abroadHoliday season is finally on the horizon and many of us will be looking forward to sun, sea and sand. Going on holiday is supposed to be memorable for the right reasons, but sadly, many people return home with much more than just happy memories.

When you’re abroad and you’re on holiday, you may be more likely to drink too much, meet new people and engage in unprotected sex and this could put you at risk of unwanted pregnancy, as well as sexually transmitted infections. Statistics show that people are more likely to act in an irresponsible way when they’re abroad and in a poll of 2,000 British adults conducted by Pharmacy2U Online, 10 per cent admitted to doing something they regretted on their last holiday.

About sexually transmitted infections

Sexually transmitted infections (STIs) are very common, especially among young adults aged between 16 and 25 years old; these infections are spread through sexual contact and intercourse and they can be very serious. Sometimes, there are no symptoms, while in other cases, symptoms such as a burning sensation when you urinate, blisters or sores around the genitals, itchiness and irritation and generally feeling unwell, may develop after infection. There are lots of different types of STI; the most common include Chlamydia, gonorrhoea, genital herpes and genital warts.

Tips for avoiding STIs abroad

If you’re abroad, you want to come home with a tan and some amazing memories and photos, rather than a sexually transmitted infection, so try to act in the same way on holiday as you would at home. Drink in moderation, carry condoms with you and insist on using them if you don’t want to have intercourse with you and be sure that you want to sleep with somebody; don’t feel pressured or pushed into it just because your friends are doing it and you’re on holiday.

Dealing with an STI

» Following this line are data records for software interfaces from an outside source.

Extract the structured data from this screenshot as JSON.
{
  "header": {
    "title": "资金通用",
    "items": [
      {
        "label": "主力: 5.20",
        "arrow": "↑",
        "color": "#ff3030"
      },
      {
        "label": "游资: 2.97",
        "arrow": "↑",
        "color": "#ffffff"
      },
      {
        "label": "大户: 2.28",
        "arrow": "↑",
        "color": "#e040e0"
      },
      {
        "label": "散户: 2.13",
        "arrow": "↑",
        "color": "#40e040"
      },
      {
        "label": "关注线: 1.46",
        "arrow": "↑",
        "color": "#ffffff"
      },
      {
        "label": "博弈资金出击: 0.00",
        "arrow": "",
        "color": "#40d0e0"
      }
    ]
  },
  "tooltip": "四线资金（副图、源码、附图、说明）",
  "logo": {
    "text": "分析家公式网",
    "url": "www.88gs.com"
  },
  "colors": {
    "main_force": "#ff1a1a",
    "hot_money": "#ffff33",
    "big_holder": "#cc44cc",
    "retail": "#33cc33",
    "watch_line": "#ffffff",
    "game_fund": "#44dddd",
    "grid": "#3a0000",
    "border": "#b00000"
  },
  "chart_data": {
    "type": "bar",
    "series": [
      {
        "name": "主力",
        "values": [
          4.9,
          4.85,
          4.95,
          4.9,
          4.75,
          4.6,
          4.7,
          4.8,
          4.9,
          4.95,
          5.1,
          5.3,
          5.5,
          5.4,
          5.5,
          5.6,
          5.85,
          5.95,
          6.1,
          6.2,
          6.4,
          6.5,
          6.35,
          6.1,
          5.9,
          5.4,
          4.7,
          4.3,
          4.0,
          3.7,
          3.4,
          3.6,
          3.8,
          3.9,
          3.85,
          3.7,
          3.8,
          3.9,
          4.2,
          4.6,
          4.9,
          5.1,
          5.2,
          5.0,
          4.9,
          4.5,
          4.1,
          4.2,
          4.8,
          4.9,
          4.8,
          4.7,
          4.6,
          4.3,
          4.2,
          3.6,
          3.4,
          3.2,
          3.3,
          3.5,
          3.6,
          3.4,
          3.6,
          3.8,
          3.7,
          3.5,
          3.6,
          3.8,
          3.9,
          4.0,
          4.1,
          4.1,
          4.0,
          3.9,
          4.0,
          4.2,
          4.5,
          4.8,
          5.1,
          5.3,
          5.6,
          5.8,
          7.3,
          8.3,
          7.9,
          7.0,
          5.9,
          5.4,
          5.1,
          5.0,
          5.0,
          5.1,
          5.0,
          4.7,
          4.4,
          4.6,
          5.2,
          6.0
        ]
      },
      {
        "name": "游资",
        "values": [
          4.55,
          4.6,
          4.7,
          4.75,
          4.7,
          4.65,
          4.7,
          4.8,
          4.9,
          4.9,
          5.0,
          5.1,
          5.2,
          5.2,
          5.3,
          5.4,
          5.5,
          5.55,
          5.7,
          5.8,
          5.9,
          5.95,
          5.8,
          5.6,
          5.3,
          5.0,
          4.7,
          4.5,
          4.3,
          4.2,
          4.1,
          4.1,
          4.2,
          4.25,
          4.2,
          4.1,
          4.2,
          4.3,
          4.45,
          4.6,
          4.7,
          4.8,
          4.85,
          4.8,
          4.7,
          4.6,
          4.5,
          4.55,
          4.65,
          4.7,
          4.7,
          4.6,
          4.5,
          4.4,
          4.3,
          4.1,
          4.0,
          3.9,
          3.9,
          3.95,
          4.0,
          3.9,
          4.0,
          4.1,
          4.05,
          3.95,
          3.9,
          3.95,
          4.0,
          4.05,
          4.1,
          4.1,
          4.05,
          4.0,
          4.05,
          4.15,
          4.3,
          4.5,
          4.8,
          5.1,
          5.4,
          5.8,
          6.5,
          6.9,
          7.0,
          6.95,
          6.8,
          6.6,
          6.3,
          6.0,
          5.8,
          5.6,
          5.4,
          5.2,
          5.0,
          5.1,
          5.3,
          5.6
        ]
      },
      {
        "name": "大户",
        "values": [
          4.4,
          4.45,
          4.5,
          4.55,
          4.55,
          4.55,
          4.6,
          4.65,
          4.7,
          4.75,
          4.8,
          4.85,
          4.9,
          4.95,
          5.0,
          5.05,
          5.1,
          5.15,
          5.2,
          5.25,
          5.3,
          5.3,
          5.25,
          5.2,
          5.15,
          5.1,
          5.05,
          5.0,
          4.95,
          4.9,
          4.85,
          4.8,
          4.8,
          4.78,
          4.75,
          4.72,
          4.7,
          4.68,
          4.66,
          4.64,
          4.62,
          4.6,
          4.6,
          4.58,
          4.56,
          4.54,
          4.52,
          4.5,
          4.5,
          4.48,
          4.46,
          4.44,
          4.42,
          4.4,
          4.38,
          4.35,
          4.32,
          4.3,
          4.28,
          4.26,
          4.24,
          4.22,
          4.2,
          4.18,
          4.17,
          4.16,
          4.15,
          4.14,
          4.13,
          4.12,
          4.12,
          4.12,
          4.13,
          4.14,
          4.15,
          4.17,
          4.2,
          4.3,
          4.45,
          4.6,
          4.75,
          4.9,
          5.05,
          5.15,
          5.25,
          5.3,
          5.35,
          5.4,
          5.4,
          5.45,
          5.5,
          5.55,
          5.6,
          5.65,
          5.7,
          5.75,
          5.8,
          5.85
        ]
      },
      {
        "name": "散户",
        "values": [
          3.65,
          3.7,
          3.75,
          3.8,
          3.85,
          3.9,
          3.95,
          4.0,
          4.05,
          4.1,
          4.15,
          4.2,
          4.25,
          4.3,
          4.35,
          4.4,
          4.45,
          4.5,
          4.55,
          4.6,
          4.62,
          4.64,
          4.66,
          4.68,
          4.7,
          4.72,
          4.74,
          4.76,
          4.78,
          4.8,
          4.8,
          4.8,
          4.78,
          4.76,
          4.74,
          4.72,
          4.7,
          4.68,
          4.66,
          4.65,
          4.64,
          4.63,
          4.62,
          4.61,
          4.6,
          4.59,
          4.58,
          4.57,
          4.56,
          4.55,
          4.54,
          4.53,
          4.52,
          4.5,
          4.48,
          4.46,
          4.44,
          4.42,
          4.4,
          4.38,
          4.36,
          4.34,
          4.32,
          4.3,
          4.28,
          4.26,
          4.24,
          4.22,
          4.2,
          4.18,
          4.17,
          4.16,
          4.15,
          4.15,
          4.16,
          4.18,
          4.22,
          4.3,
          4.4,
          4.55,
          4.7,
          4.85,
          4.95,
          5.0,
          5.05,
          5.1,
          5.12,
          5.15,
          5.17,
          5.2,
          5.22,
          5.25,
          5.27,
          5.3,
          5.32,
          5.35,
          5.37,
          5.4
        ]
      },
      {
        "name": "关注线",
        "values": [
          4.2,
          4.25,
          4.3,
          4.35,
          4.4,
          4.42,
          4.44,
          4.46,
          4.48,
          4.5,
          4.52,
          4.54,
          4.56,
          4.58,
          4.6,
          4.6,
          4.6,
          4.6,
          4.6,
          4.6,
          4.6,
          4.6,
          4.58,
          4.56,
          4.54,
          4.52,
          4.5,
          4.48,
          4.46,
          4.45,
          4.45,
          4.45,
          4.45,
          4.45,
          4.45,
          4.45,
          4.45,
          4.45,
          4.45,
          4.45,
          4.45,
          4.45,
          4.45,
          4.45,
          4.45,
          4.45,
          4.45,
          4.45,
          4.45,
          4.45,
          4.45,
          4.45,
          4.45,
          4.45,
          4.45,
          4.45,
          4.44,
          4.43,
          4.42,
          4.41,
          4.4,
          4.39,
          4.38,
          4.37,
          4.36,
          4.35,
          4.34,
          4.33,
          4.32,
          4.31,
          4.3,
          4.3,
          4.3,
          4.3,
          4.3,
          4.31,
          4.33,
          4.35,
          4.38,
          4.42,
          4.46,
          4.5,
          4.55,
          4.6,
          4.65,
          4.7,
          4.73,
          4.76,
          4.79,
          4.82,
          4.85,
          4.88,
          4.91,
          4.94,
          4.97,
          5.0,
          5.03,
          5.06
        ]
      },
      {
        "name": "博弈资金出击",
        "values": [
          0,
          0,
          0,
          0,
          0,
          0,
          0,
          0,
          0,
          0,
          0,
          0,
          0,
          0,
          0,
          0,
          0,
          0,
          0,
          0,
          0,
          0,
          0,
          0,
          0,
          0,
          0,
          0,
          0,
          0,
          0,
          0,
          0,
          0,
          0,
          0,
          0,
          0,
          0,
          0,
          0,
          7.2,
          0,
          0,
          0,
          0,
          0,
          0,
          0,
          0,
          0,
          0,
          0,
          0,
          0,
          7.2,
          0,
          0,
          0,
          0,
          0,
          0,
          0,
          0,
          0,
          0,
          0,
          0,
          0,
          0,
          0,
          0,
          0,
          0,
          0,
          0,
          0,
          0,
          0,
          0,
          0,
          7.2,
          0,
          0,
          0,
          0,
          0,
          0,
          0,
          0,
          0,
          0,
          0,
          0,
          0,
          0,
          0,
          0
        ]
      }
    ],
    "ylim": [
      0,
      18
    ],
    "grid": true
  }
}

If you’ve had unprotected sex and you think you may have an STI, visit your local sexual health clinic, your GP or your local GUM clinic when you get home for a sexual health test. If you do test positive, you can then be treated as quickly as possible. Treatments usually involve courses of antibiotics, but there are some infections, such as genital herpes, which cannot be cured. London based genital herpes doctors can provide treatments to reduce symptoms, but the virus remains in the body and the infection may flare up from time to time; for the most past, the virus lies dormant and you can go months without any symptoms.